Illinois Gov. Pat Quinn signed a bill Monday that expands current legislation mandating the recording of homicide interrogations to include people suspected in any of eight violent felonies, including aggravated criminal sexual assault, aggravated battery with a gun and armed robbery, reported the
Under the new law, which will be implemented over the next three years and completed by June 2016, courts will presume inadmissible any statement a suspect in one of the specified felonies makes unless the interrogation is recorded.
While there is some concern from Chicago police about funding the expansion, Mayor Rahn Emanuel and Superintended Garry McCarthy are in favor of the new law. For law enforcement agencies, recording interrogations can prevent disputes about how a suspect was treated and deter officers from using illegal tactics to secure a confession.
An unlikely supporter of the bill is Cook County State’s Attorney Anita Alvarez who told the Tribune that a recorded interrogation is “an awesome piece of evidence.” Cook County was plagued by wrongful convictions in the “Englewood Four” and “Dixmoor Five” cases when false confessions were elicited from young innocent men. Years later, DNA testing proved all nine men innocent and revealed that only one perpetrator had committed each crime. Alvarez was resistant to overturn the convictions.
Lake County has also had a problem with false confessions, with three of the four wrongful convictions later overturned by DNA evidence since 2010 having been caused in part by false confessions.
Lake County State’s Attorney Mike Nerheim, who took over the office after those cases fell apart, said he supports the new law, though he said he would support an even broader bill that would call for the recording of all interrogations.
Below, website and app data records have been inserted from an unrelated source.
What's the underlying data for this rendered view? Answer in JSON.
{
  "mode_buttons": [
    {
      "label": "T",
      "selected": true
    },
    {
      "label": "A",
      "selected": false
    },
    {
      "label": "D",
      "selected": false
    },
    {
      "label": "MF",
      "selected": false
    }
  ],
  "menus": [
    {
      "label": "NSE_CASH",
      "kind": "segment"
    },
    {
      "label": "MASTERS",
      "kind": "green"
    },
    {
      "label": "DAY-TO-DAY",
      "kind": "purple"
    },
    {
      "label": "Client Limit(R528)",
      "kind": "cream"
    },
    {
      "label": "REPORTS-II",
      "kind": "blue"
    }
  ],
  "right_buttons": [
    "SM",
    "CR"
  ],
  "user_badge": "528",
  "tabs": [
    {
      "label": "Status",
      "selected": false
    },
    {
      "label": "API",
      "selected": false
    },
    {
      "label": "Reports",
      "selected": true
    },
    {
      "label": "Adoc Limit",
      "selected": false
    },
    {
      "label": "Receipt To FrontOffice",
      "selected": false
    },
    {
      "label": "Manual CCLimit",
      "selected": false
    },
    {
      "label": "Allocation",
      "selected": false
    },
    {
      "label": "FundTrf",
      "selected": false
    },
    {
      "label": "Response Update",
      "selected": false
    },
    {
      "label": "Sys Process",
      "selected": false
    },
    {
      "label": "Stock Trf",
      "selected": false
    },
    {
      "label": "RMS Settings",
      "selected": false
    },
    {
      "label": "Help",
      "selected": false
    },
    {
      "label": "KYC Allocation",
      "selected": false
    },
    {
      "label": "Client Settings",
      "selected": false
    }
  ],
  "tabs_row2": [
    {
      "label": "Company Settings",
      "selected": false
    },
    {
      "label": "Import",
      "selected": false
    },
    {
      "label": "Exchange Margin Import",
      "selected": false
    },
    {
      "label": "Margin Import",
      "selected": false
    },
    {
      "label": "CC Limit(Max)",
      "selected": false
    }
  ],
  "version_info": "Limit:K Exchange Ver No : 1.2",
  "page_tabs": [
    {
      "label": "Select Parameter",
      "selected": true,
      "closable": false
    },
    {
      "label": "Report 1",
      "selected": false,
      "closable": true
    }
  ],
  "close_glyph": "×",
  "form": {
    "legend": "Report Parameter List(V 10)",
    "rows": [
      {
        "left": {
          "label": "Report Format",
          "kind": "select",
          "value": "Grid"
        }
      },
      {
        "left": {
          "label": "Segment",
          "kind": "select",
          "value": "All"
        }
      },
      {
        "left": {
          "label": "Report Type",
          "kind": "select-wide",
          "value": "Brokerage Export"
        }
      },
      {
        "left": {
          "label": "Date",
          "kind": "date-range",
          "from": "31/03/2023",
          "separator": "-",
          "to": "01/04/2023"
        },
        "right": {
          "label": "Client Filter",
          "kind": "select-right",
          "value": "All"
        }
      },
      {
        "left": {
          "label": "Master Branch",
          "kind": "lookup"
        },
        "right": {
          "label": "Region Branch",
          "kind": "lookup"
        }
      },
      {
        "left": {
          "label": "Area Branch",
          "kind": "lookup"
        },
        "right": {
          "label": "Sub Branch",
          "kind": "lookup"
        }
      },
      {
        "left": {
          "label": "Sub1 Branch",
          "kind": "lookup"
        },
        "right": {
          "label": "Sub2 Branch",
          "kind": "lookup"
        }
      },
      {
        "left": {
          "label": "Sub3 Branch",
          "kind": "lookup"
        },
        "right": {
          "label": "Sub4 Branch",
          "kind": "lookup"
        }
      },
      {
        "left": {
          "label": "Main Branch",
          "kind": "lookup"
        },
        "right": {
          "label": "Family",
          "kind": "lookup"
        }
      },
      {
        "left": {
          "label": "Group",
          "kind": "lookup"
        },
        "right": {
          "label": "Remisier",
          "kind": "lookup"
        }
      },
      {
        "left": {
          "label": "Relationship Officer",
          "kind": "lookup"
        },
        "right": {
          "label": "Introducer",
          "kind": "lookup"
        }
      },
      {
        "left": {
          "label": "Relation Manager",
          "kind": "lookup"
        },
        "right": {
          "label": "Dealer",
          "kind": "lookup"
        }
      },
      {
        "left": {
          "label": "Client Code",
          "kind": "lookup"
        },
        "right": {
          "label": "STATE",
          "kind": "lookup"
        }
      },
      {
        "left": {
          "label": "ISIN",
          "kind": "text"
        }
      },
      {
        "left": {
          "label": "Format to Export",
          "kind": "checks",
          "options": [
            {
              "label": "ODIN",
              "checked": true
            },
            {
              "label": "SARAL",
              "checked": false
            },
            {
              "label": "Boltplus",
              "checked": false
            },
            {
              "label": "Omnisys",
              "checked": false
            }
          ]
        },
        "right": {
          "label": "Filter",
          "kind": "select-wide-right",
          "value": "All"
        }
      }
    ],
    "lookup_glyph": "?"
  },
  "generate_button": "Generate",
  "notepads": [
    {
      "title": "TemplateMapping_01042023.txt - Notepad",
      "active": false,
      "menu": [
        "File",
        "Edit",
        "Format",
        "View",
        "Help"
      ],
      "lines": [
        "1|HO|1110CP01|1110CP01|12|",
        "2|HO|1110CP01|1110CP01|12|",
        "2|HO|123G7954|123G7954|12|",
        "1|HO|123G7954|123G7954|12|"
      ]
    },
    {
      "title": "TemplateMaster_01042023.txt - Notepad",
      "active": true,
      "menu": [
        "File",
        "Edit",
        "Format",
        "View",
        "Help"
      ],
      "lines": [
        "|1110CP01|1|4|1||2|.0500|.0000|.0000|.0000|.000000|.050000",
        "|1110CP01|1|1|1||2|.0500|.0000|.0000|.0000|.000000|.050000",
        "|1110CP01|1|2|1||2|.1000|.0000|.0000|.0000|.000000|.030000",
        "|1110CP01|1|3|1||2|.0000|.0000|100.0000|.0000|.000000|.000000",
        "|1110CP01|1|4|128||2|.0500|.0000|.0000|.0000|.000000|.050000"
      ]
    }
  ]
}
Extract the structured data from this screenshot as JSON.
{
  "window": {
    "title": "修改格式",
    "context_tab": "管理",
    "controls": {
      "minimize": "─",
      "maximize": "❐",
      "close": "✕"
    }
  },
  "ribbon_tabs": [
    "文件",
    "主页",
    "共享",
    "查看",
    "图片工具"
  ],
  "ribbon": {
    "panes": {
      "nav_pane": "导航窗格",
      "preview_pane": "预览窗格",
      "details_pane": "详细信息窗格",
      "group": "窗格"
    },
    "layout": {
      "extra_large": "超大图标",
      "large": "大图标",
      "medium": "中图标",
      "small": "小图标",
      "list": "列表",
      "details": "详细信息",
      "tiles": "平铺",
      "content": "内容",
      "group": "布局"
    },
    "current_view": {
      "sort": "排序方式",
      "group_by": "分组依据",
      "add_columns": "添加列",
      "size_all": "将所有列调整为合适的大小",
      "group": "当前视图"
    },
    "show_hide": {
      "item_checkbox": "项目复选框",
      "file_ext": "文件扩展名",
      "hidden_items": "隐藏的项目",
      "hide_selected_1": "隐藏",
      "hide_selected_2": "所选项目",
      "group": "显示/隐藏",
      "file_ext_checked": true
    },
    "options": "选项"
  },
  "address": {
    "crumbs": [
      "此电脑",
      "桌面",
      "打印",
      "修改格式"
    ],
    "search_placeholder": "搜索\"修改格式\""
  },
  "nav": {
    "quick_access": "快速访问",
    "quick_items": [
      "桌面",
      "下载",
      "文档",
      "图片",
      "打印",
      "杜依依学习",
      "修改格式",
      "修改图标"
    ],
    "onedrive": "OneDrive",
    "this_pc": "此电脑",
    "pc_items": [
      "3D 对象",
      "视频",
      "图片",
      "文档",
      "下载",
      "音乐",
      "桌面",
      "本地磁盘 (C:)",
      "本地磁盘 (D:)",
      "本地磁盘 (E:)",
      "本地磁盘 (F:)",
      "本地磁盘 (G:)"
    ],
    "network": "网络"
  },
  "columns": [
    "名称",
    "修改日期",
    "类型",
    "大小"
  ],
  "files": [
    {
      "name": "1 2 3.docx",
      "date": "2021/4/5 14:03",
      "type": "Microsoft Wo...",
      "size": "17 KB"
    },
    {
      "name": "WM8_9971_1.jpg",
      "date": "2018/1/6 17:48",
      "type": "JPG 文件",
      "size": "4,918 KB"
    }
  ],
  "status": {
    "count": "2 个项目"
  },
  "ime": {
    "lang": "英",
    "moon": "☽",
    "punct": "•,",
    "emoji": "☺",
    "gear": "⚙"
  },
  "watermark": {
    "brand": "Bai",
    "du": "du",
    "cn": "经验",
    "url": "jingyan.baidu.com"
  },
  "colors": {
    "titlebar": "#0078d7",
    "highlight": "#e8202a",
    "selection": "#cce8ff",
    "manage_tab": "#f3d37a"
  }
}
“I hope that’s where we’re headed. I think (that’s) where we should go,” he said.
false confessions and mandatory recording of interrogations